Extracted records
━━━━━━━━━━

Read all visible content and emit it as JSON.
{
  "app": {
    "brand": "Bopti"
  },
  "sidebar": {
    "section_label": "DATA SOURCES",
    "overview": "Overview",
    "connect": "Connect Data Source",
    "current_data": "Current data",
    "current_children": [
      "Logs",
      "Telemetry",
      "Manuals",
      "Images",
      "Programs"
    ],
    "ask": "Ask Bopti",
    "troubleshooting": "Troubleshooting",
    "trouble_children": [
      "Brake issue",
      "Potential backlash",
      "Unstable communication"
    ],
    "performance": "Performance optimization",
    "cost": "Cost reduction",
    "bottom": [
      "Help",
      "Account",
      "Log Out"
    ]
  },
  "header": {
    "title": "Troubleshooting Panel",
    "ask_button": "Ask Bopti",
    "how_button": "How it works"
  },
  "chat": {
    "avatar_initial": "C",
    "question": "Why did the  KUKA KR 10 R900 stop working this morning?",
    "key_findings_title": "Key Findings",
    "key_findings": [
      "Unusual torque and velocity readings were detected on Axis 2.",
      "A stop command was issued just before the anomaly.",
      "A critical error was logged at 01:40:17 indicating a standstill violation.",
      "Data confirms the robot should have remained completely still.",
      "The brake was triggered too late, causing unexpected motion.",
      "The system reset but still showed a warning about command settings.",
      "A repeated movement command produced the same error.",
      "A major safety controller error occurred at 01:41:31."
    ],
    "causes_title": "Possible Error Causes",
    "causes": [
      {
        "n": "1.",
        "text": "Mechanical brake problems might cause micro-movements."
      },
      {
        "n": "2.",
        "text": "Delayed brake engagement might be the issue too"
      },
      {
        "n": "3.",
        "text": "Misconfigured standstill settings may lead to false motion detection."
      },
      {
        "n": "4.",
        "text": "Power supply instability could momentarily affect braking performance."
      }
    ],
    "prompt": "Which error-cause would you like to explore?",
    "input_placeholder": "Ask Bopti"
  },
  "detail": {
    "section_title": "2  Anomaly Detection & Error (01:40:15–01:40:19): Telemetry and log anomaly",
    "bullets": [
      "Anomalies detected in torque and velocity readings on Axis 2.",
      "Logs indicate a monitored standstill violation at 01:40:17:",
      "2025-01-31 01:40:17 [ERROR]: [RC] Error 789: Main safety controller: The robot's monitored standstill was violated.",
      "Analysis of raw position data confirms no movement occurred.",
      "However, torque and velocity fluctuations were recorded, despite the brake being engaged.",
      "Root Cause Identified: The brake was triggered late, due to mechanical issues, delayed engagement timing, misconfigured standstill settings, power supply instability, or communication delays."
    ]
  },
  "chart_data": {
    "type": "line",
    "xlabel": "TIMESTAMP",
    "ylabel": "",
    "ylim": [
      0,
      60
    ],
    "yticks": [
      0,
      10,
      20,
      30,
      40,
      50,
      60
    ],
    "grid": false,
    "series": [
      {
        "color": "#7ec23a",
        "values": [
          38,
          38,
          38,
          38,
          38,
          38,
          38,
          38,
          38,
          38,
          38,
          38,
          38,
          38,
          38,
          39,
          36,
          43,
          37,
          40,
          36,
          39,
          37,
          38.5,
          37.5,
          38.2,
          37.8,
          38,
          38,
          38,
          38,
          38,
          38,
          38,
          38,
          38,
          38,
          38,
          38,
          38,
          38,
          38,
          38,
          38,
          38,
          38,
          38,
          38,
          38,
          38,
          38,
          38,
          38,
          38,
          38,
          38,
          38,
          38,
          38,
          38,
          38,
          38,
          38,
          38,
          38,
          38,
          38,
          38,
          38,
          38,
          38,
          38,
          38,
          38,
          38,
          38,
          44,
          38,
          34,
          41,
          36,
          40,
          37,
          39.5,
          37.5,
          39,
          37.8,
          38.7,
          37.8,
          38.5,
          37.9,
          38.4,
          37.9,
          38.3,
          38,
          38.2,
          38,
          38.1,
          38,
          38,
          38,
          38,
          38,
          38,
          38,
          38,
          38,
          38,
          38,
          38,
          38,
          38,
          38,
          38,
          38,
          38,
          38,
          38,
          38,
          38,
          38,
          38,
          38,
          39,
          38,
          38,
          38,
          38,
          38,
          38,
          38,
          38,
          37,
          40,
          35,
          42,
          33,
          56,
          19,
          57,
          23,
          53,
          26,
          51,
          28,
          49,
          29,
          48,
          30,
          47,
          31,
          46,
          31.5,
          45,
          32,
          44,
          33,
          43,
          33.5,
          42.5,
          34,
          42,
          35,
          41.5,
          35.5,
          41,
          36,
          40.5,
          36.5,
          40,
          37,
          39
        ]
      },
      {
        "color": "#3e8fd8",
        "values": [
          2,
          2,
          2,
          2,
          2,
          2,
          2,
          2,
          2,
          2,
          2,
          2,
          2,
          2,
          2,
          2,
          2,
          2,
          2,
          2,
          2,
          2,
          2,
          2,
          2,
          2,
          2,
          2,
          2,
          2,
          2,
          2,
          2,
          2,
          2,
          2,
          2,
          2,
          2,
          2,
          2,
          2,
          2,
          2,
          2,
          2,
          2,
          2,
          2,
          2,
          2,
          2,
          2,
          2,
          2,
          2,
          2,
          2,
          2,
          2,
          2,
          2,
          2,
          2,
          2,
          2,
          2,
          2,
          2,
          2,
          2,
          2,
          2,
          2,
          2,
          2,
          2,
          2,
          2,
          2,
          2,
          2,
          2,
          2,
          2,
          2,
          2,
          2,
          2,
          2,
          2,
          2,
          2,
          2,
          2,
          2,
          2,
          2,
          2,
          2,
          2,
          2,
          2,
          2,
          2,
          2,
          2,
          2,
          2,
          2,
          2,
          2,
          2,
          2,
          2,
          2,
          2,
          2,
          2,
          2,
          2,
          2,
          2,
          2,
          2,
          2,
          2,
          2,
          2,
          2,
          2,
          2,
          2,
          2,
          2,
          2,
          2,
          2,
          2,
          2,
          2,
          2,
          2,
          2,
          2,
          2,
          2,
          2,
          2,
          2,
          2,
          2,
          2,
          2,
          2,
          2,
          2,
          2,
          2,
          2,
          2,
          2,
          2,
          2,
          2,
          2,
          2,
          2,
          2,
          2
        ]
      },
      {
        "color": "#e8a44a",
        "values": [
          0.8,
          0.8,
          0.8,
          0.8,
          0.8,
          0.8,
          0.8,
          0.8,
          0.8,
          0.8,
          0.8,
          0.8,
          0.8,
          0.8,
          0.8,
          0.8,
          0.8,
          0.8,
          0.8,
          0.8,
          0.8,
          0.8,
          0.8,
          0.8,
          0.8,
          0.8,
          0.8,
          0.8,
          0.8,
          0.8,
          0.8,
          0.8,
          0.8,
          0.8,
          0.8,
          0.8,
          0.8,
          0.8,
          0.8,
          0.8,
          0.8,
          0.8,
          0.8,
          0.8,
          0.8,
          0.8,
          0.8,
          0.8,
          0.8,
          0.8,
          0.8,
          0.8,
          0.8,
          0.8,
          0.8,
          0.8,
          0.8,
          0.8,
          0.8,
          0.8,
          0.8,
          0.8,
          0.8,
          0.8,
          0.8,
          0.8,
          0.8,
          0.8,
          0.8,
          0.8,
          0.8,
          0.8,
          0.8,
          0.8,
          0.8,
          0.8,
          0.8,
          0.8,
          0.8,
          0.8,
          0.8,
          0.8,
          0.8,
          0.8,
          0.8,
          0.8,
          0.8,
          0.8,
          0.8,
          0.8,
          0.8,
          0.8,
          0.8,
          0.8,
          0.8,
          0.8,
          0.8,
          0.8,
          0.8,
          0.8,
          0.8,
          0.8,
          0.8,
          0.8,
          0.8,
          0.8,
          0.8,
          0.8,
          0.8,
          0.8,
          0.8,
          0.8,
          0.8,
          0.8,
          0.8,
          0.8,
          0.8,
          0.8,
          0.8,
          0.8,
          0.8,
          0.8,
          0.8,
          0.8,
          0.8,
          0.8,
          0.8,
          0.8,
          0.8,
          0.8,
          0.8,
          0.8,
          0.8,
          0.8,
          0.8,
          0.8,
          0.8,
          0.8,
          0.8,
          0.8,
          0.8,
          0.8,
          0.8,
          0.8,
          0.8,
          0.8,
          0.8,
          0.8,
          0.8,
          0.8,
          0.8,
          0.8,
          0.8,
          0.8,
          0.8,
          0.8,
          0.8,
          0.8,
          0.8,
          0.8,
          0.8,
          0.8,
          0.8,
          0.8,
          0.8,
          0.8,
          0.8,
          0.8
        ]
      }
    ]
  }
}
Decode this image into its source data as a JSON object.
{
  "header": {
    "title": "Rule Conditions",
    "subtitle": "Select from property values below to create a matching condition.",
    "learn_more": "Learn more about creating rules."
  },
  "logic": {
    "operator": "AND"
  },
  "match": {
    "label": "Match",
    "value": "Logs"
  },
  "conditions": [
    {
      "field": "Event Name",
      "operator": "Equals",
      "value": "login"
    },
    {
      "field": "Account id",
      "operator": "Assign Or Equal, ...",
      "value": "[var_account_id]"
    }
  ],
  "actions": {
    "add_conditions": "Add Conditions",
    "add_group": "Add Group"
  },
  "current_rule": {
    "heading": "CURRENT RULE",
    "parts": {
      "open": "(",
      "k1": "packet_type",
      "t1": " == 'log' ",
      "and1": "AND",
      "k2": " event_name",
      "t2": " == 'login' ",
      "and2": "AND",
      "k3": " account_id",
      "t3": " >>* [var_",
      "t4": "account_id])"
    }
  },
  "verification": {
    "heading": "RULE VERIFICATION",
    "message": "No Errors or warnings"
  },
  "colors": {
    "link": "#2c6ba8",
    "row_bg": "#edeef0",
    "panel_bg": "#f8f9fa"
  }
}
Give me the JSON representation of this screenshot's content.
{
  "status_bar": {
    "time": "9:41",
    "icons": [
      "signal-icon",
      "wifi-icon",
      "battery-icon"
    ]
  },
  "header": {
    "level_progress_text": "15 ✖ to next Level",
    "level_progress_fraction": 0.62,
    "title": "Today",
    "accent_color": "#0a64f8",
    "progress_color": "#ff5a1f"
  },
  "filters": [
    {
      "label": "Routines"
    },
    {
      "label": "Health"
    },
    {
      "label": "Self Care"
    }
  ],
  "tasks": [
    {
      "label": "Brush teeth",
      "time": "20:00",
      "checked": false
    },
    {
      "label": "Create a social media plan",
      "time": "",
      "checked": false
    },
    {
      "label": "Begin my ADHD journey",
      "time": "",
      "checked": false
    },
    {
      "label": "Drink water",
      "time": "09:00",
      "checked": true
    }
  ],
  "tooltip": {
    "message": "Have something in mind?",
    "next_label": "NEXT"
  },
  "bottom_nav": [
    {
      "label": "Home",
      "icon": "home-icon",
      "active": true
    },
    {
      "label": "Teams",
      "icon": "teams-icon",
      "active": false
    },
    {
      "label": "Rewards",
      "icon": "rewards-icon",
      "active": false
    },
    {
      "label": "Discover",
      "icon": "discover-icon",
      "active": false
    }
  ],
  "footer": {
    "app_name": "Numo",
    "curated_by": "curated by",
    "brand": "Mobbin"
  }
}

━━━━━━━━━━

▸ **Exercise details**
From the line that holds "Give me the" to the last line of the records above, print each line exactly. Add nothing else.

▸ **Response**
Give me the JSON representation of this screenshot's content.
{
  "status_bar": {
    "time": "9:41",
    "icons": [
      "signal-icon",
      "wifi-icon",
      "battery-icon"
    ]
  },
  "header": {
    "level_progress_text": "15 ✖ to next Level",
    "level_progress_fraction": 0.62,
    "title": "Today",
    "accent_color": "#0a64f8",
    "progress_color": "#ff5a1f"
  },
  "filters": [
    {
      "label": "Routines"
    },
    {
      "label": "Health"
    },
    {
      "label": "Self Care"
    }
  ],
  "tasks": [
    {
      "label": "Brush teeth",
      "time": "20:00",
      "checked": false
    },
    {
      "label": "Create a social media plan",
      "time": "",
      "checked": false
    },
    {
      "label": "Begin my ADHD journey",
      "time": "",
      "checked": false
    },
    {
      "label": "Drink water",
      "time": "09:00",
      "checked": true
    }
  ],
  "tooltip": {
    "message": "Have something in mind?",
    "next_label": "NEXT"
  },
  "bottom_nav": [
    {
      "label": "Home",
      "icon": "home-icon",
      "active": true
    },
    {
      "label": "Teams",
      "icon": "teams-icon",
      "active": false
    },
    {
      "label": "Rewards",
      "icon": "rewards-icon",
      "active": false
    },
    {
      "label": "Discover",
      "icon": "discover-icon",
      "active": false
    }
  ],
  "footer": {
    "app_name": "Numo",
    "curated_by": "curated by",
    "brand": "Mobbin"
  }
}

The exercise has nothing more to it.